The results, published by INCOPRO this week, show that of the 250 most-used pirate sites in Portugal, 65 are blocked. Traffic to these blocked sites decreased 56.6 percent after the blocks were implemented, contrary to a 3.9 percent increase globally.
In total, usage of the top 250 pirate sites decreased 9.3 percent, while a control group showed that the same sites enjoyed a 30.8 percent increase in usage globally.
In summary, the research confirms that traffic to blocked sites has decreased significantly. This shouldn’t really come as a surprise, as these domains are blocked after all. Whether traffic over VPN or people visiting smaller pirate sites subsequently increased was not covered by the research.
Earlier research, using INCOPRO’s own methodology, has shown that while blocked domains get less traffic, many sites simply move to other domain names where they enjoy a significant and sustained boost in traffic.
The current research did look at proxy site traffic but concludes that this only substitutes a small portion of the traffic that went to pirate sites before the blockades.
“Though usage is migrating to alternate sites in some cases, this shift of usage amounts to only minor proportions of previous pre-block usage,” the report reads.
Stan McCoy, President and Managing Director of the Motion Picture Association’s EMEA region, backs the study’s findings which he says confirm that piracy can be curbed.
“At the MPA, we take a three pronged approach: make legal content easy to access, engage consumers about the negative impact of piracy, and deter piracy through the appropriate legal avenues. All stakeholders must work together as joint stewards of the creative ecosystem,” McCoy notes.
The results of INCOPRO’s research will undoubtedly be used to convince lawmakers and other stakeholders to implement a similar blocking deal elsewhere.
Or to put it into the words of Helen Saunders, head of Intelligence and Operations at INCOPRO, they might serve as inspiration.
“It’s fantastic to see that more countries are starting to take action against piracy, and are getting great results. We hope that this report will inspire even more geographies to take similar action in a concerted effort to safeguard the global entertainment industry,” Saunders says.

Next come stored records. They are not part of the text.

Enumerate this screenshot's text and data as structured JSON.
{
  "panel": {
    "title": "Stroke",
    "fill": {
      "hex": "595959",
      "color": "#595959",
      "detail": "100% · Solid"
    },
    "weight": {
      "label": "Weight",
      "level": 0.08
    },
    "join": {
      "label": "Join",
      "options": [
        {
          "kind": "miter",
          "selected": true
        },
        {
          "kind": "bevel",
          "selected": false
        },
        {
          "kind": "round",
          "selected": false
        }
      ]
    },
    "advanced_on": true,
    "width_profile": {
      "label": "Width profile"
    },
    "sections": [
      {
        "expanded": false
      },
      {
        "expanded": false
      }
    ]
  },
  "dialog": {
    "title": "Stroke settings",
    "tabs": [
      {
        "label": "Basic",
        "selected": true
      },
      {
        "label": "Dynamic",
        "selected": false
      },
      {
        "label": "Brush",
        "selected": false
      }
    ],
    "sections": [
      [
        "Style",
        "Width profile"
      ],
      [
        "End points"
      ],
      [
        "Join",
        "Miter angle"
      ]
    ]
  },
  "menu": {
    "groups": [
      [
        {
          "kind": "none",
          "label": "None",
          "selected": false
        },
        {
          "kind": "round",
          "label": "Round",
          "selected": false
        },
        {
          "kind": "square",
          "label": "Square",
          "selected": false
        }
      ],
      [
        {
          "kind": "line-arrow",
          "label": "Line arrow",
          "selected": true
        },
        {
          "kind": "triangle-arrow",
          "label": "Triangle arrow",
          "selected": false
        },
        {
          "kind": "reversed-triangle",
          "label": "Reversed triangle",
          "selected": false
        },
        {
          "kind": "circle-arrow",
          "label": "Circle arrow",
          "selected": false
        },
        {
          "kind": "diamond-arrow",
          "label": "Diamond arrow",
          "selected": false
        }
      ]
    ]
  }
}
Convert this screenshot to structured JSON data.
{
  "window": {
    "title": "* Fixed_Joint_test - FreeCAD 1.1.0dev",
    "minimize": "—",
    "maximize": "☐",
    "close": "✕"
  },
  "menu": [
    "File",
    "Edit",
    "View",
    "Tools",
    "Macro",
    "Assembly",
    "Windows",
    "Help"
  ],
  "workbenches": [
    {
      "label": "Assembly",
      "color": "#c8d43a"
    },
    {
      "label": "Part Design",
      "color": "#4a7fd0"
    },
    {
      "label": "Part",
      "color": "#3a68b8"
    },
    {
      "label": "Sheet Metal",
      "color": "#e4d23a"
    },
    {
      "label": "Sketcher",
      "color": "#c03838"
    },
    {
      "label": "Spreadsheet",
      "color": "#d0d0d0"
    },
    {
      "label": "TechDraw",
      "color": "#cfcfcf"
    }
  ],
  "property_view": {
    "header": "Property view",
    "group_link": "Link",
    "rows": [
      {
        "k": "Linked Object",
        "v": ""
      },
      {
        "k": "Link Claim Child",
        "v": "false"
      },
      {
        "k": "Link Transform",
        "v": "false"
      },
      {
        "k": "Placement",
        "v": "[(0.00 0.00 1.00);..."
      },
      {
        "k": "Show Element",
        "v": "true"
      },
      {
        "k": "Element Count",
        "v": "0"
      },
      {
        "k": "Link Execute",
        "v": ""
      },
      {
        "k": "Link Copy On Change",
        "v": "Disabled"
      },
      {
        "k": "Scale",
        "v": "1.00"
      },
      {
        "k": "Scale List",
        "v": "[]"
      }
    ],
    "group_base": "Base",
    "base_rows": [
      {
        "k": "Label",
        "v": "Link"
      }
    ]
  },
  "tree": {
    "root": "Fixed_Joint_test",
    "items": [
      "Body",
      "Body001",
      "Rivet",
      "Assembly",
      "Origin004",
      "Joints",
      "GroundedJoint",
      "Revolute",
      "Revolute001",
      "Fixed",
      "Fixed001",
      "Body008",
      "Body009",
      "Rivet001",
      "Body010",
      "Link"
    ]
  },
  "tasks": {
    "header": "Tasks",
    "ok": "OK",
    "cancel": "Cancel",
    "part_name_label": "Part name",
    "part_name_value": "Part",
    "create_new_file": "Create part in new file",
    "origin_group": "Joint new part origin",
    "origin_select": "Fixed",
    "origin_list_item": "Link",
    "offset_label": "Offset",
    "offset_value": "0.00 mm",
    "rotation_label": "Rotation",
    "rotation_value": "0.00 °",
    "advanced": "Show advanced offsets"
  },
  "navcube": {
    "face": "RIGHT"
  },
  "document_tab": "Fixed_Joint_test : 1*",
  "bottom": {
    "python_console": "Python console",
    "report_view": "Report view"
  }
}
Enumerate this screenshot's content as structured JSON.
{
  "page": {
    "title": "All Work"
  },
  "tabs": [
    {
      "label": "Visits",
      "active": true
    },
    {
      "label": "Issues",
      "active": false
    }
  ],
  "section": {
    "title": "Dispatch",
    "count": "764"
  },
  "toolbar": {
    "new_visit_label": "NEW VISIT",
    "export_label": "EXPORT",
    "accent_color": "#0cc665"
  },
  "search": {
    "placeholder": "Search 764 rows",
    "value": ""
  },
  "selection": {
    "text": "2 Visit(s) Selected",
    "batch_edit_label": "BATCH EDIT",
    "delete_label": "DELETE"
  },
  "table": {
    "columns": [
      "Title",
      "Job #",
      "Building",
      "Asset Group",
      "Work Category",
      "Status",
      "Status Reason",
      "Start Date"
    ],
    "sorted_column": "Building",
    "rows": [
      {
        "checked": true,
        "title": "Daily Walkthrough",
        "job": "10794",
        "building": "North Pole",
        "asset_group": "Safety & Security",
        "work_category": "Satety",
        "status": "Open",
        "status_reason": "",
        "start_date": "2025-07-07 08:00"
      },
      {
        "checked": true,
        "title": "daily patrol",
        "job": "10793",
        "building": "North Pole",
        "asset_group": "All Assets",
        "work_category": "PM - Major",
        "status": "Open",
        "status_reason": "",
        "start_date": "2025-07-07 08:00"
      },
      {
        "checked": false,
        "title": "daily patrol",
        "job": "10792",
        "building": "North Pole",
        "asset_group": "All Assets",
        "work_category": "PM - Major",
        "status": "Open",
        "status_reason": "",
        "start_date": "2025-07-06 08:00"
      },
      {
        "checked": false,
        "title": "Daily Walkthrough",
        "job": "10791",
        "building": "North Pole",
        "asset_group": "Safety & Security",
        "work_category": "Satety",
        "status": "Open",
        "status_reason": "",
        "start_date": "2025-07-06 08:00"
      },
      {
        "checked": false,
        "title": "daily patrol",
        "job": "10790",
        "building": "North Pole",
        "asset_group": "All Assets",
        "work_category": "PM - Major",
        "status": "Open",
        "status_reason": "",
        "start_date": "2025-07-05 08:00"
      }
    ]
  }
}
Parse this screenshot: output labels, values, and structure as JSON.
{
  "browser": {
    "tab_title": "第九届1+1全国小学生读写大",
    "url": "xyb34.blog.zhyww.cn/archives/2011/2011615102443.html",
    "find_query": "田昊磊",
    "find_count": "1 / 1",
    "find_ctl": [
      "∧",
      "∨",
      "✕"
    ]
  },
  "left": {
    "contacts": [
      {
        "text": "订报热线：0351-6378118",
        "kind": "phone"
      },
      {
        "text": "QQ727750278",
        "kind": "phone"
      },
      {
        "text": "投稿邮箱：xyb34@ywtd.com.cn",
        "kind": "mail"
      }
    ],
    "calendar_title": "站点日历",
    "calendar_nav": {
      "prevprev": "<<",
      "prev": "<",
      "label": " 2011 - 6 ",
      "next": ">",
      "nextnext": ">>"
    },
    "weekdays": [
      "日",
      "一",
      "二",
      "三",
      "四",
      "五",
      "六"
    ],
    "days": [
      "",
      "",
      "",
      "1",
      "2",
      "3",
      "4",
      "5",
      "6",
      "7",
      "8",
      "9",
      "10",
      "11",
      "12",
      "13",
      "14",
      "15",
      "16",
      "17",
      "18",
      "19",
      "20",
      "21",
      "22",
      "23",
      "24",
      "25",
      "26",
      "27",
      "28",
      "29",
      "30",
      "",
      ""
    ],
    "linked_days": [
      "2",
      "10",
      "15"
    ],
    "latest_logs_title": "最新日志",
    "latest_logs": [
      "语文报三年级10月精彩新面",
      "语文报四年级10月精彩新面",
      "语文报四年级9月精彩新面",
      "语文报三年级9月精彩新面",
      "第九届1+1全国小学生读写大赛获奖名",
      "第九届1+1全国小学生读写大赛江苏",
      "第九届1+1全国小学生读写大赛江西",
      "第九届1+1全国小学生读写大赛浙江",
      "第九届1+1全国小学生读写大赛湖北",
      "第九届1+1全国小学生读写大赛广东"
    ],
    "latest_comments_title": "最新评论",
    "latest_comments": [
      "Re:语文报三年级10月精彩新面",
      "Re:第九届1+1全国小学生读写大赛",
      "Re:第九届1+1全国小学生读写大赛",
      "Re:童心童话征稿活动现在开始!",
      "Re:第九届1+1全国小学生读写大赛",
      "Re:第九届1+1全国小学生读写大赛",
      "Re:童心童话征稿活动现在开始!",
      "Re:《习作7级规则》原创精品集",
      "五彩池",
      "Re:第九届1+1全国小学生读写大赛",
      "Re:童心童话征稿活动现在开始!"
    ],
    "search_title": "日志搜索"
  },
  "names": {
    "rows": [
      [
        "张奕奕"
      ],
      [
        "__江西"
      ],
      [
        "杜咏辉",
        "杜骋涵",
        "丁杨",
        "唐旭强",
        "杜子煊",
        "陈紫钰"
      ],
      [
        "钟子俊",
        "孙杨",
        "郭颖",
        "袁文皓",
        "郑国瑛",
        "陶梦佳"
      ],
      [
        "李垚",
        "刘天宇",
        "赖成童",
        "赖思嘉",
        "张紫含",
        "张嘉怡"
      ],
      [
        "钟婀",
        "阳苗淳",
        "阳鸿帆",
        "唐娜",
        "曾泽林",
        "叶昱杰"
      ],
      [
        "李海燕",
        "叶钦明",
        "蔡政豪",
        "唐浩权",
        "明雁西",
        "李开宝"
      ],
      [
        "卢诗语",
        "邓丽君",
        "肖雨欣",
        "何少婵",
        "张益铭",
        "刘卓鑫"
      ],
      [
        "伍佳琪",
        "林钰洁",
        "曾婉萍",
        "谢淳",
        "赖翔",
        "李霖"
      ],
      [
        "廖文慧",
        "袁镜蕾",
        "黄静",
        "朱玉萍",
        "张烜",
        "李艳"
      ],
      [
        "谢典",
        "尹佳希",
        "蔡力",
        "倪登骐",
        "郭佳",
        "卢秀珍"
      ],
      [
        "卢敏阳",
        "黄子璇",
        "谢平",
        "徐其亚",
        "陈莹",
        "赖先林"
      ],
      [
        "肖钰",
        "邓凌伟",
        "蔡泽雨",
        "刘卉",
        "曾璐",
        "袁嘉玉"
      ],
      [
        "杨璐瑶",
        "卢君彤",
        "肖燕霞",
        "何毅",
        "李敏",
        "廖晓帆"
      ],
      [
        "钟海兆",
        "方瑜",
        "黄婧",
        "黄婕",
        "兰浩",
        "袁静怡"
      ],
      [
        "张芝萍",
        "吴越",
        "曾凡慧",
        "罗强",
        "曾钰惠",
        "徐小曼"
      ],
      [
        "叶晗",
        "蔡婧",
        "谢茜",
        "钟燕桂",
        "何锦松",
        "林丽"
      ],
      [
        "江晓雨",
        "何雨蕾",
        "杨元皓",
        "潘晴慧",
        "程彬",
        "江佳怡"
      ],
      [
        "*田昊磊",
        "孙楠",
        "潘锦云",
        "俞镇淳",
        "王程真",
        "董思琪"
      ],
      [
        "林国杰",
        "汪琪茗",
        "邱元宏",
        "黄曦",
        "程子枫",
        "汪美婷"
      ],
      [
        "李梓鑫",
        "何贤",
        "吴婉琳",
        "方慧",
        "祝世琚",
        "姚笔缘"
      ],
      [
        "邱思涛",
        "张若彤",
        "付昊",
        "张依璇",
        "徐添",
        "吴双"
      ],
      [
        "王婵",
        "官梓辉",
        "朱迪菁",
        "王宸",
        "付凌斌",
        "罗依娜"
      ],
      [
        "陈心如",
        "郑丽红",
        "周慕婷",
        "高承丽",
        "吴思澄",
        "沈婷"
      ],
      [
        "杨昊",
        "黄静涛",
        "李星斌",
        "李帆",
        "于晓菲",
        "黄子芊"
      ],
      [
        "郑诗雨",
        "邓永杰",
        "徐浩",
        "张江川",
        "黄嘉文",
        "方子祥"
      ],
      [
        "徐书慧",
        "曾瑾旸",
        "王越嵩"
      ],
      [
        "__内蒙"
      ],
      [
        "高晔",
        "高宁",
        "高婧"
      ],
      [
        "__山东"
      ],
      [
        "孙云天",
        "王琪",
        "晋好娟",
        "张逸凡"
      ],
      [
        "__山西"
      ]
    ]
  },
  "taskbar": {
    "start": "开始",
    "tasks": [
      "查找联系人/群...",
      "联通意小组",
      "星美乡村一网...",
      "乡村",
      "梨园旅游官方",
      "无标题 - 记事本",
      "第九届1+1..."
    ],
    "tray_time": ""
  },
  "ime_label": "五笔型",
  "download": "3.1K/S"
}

Ironically, while American movie studios are working hard to convince foreign ISPs and governments to jump on board, Internet subscribers in the United States can still freely access all the pirate sites they want. No website blocking plans have been sighted on Hollywood’s home turf, yet.